Selling on multiple online marketplaces has its challenges. To maximize sales on each platform, sellers should be paying attention to such things as orders, customer reviews and inventory levels daily. Here are some suggestions from a few retailers that sell on more than five marketplaces on how to manage each one.
- Online sporting goods retailer Dazadi Inc., No. 640 in the Internet Retailer 2017 Top 1000, built software in-house that allows the company to keep track of all product data for all marketplaces in one central database. The database then connects via an application programming interface (API) to the various marketplaces it sells on.
“We definitely check performance daily, including weekends [for some marketplaces],” says co-founder and CEO Jason Boyce.
He says the retailer spends the most time on marketplaces that offer the most data about listings, products and customer comments such as Amazon (No. 3 in the 2018 Internet Retailer Online Marketplaces Database), eBay (No. 4 in the Online Marketplaces ranking) and Jet (No. 22). For example, Amazon provides data on seller and product reviews. On eBay, sellers can compare how their listings are performing against their competitors. “Being able to process information improves success on those marketplaces,” he says.
- Office supplies e-retailer Jam Paper & Envelope (No. 737 in the Top 1000) creates daily sales reports each morning, which show the prior day’s sales per channel, the month-to-date sales per channel and the year-to-date sales per channel. “This helps us identify any issues that might be occurring and to dig in if necessary,” CEO Andrew Jacobs says.
The company uses business intelligence software Tableau to help analyze the large sets of data. When Jam Paper looks at total orders and sales figures, it has projections or expectations in mind, so they can easily spot if a number looks way off.
- Another challenge for sellers is pricing. Sellers can strategically set prices on different marketplaces based on demand, time of day or competitors’ prices. Accessories retailer Phoenix Leather Goods (No. 909 in the Top 1000) sets floor prices, or the lowest price for which an item can be sold, for all products. This helps in maintaining gross margin per product on every marketplace, says Brad Rusin, director of e-commerce. Phoenix use an algorithmic repricing feature from technology firm ChannelAdvisor Corp. to set those prices for all products.

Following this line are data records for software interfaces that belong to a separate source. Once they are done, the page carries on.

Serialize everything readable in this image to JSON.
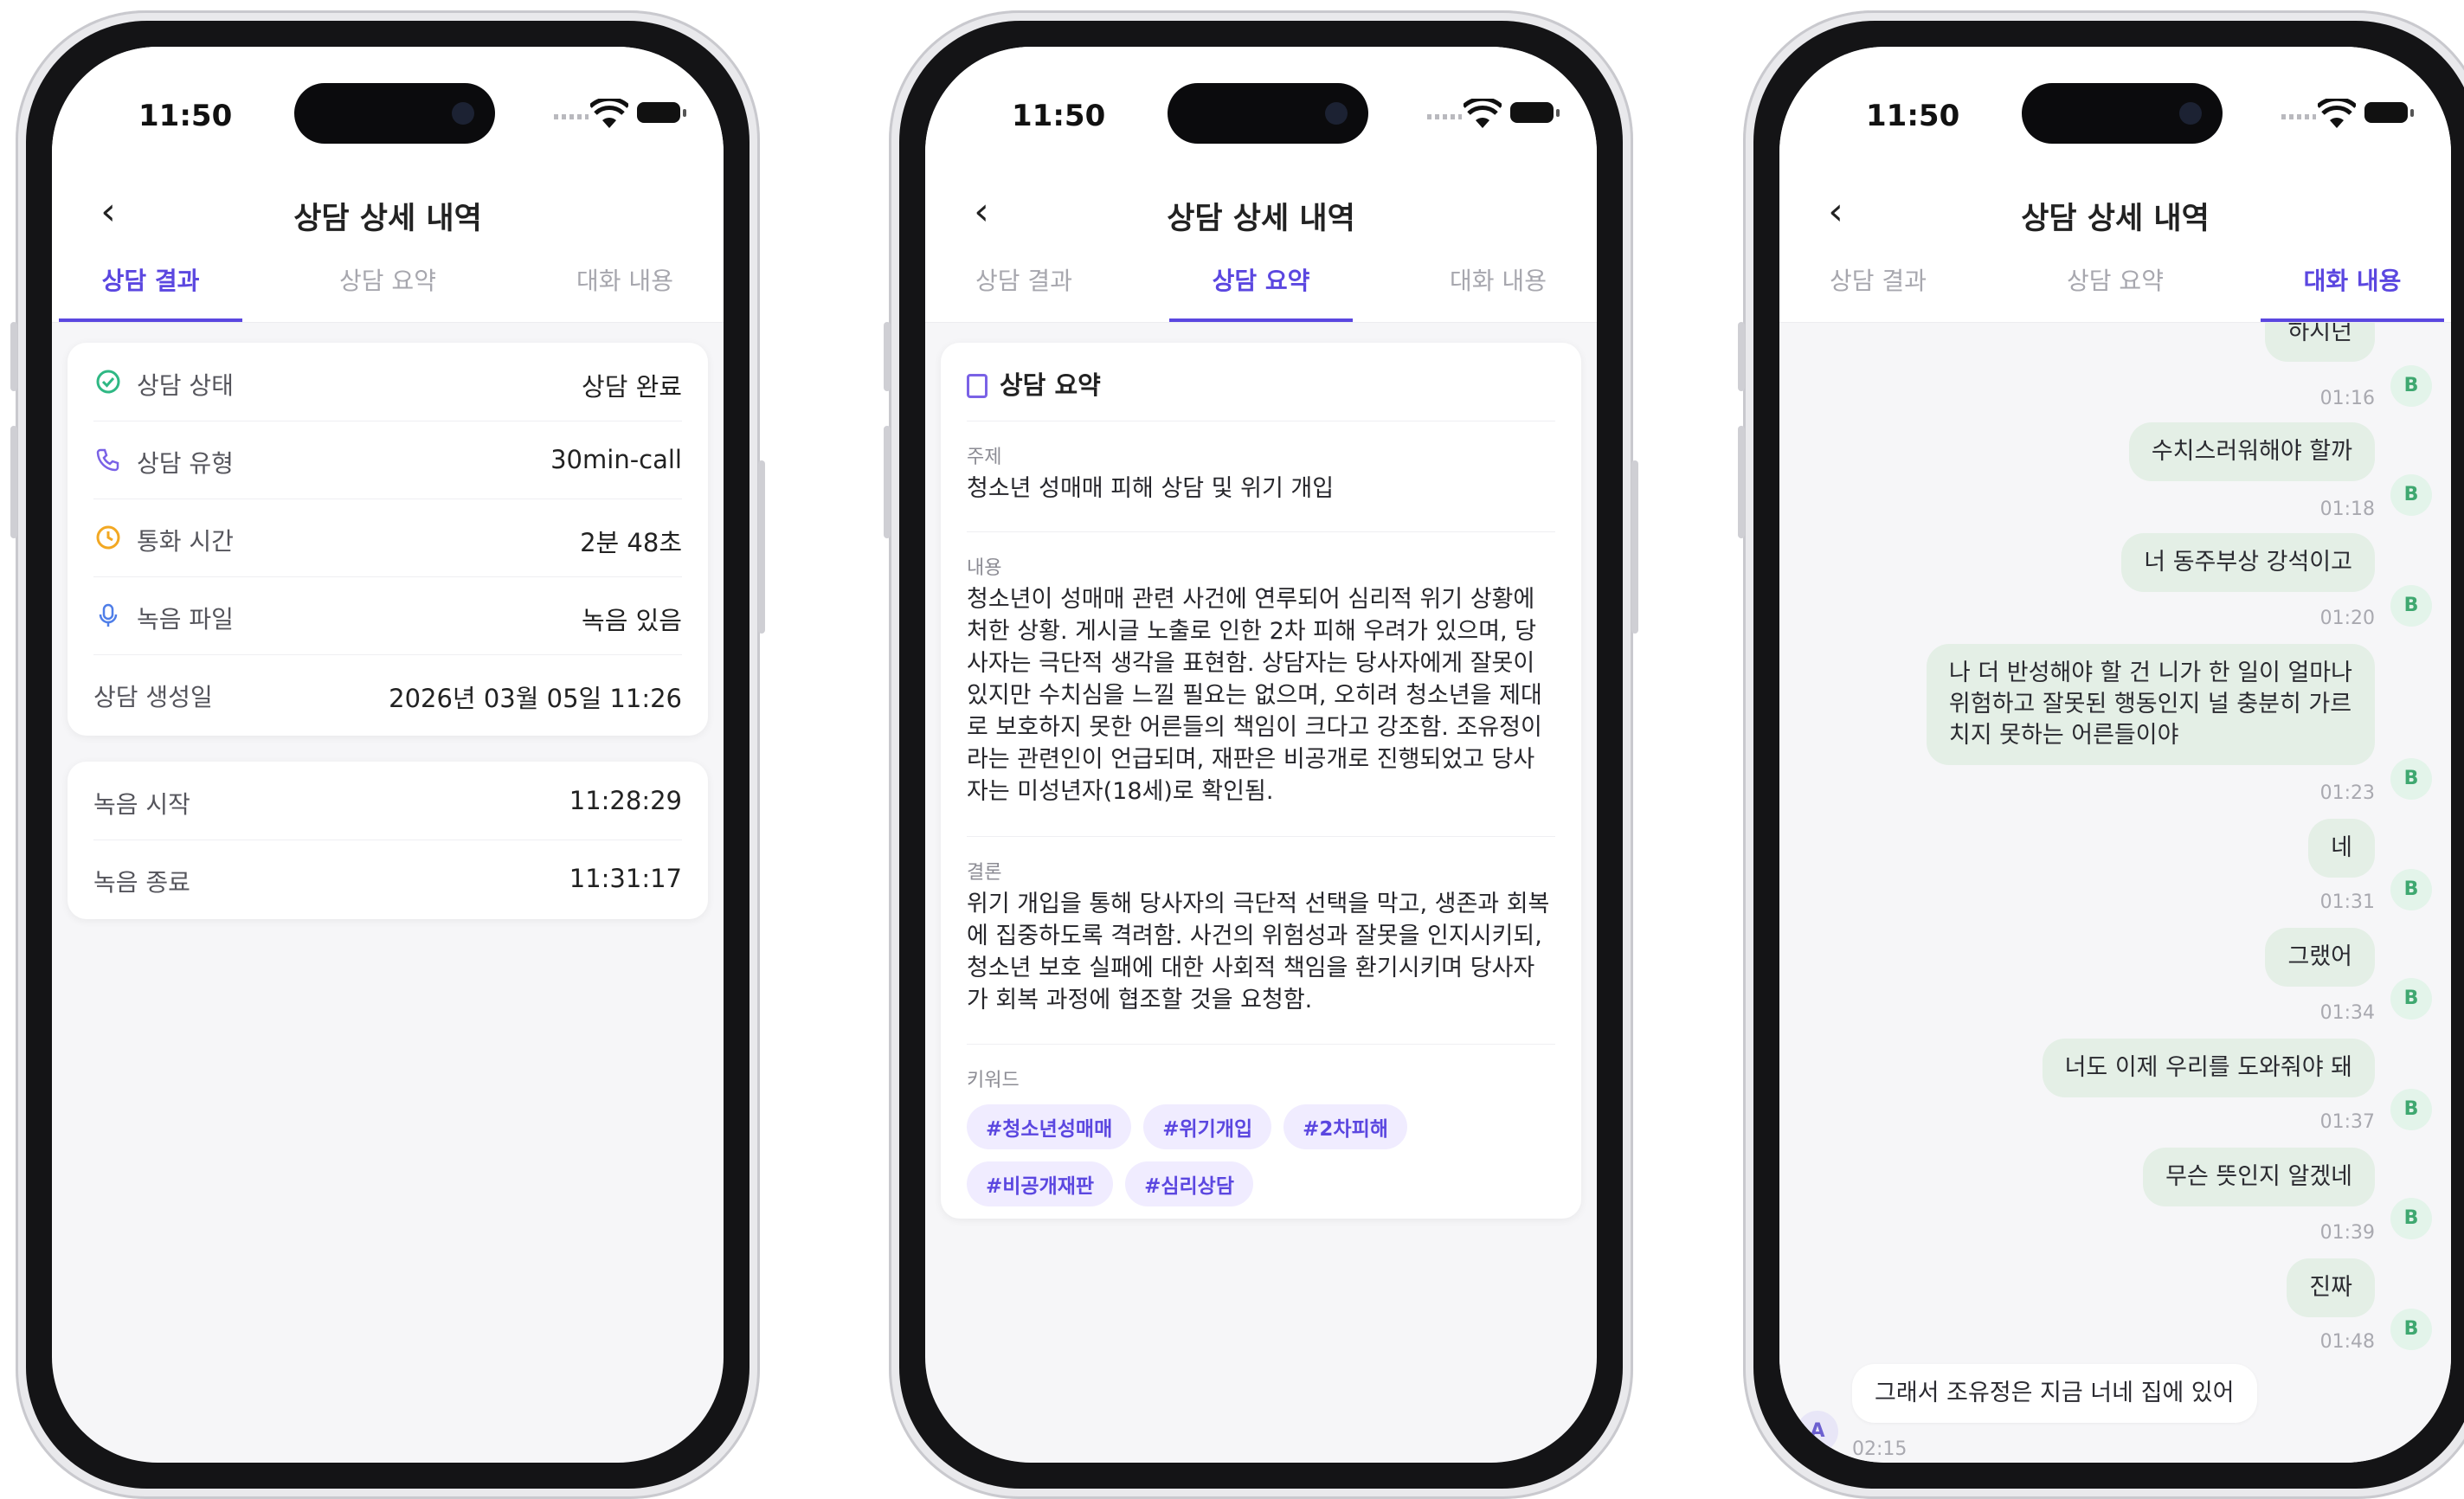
{
  "status": {
    "time": "11:50"
  },
  "header": {
    "title": "상담 상세 내역"
  },
  "tabs": [
    "상담 결과",
    "상담 요약",
    "대화 내용"
  ],
  "result": {
    "rows": [
      {
        "label": "상담 상태",
        "value": "상담 완료",
        "icon": "check-circle-icon",
        "color": "#2fb884"
      },
      {
        "label": "상담 유형",
        "value": "30min-call",
        "icon": "phone-icon",
        "color": "#7a62e6"
      },
      {
        "label": "통화 시간",
        "value": "2분 48초",
        "icon": "clock-icon",
        "color": "#f2a823"
      },
      {
        "label": "녹음 파일",
        "value": "녹음 있음",
        "icon": "mic-icon",
        "color": "#4f7ee8"
      },
      {
        "label": "상담 생성일",
        "value": "2026년 03월 05일 11:26"
      }
    ],
    "recording": [
      {
        "label": "녹음 시작",
        "value": "11:28:29"
      },
      {
        "label": "녹음 종료",
        "value": "11:31:17"
      }
    ]
  },
  "summary": {
    "heading": "상담 요약",
    "topic_label": "주제",
    "topic": "청소년 성매매 피해 상담 및 위기 개입",
    "content_label": "내용",
    "content": "청소년이 성매매 관련 사건에 연루되어 심리적 위기 상황에 처한 상황. 게시글 노출로 인한 2차 피해 우려가 있으며, 당사자는 극단적 생각을 표현함. 상담자는 당사자에게 잘못이 있지만 수치심을 느낄 필요는 없으며, 오히려 청소년을 제대로 보호하지 못한 어른들의 책임이 크다고 강조함. 조유정이라는 관련인이 언급되며, 재판은 비공개로 진행되었고 당사자는 미성년자(18세)로 확인됨.",
    "conclusion_label": "결론",
    "conclusion": "위기 개입을 통해 당사자의 극단적 선택을 막고, 생존과 회복에 집중하도록 격려함. 사건의 위험성과 잘못을 인지시키되, 청소년 보호 실패에 대한 사회적 책임을 환기시키며 당사자가 회복 과정에 협조할 것을 요청함.",
    "keywords_label": "키워드",
    "keywords": [
      "#청소년성매매",
      "#위기개입",
      "#2차피해",
      "#비공개재판",
      "#심리상담"
    ]
  },
  "chat": {
    "partial_top": "하시던",
    "messages": [
      {
        "side": "B",
        "text": "",
        "time": "01:16"
      },
      {
        "side": "B",
        "text": "수치스러워해야 할까",
        "time": "01:18"
      },
      {
        "side": "B",
        "text": "너 동주부상 강석이고",
        "time": "01:20"
      },
      {
        "side": "B",
        "text": "나 더 반성해야 할 건 니가 한 일이 얼마나\n위험하고 잘못된 행동인지 널 충분히 가르\n치지 못하는 어른들이야",
        "time": "01:23"
      },
      {
        "side": "B",
        "text": "네",
        "time": "01:31"
      },
      {
        "side": "B",
        "text": "그랬어",
        "time": "01:34"
      },
      {
        "side": "B",
        "text": "너도 이제 우리를 도와줘야 돼",
        "time": "01:37"
      },
      {
        "side": "B",
        "text": "무슨 뜻인지 알겠네",
        "time": "01:39"
      },
      {
        "side": "B",
        "text": "진짜",
        "time": "01:48"
      },
      {
        "side": "A",
        "text": "그래서 조유정은 지금 너네 집에 있어",
        "time": "02:15"
      }
    ],
    "avatar_b": "B",
    "avatar_a": "A"
  }
}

- Many retailers sell the same products on marketplaces as they do on their own e-commerce sites, and the product descriptions are typically the same across all channels. When the descriptions are the same, sellers risk being penalized by search engines like Google Inc. for duplicate content, and therefore may see a dip in traffic to their own e-commerce sites as a result.
Amitai Sasson, vice president of marketing and technology at overstockArt.com (No. 825), says his company tries to have two sets of descriptions for every SKU: One description used on all marketplaces and another for its own site. “We separate descriptions on our own site versus marketplaces to keep the search engine optimization (SEO) value on our website,” he says. Meaning, the retailer uses more SEO keywords and more detailed descriptions on its own site so overstockArt.com will rank higher in search results. The company also does this so Google doesn’t penalize the retailer’s website for having duplicate content across multiple domains.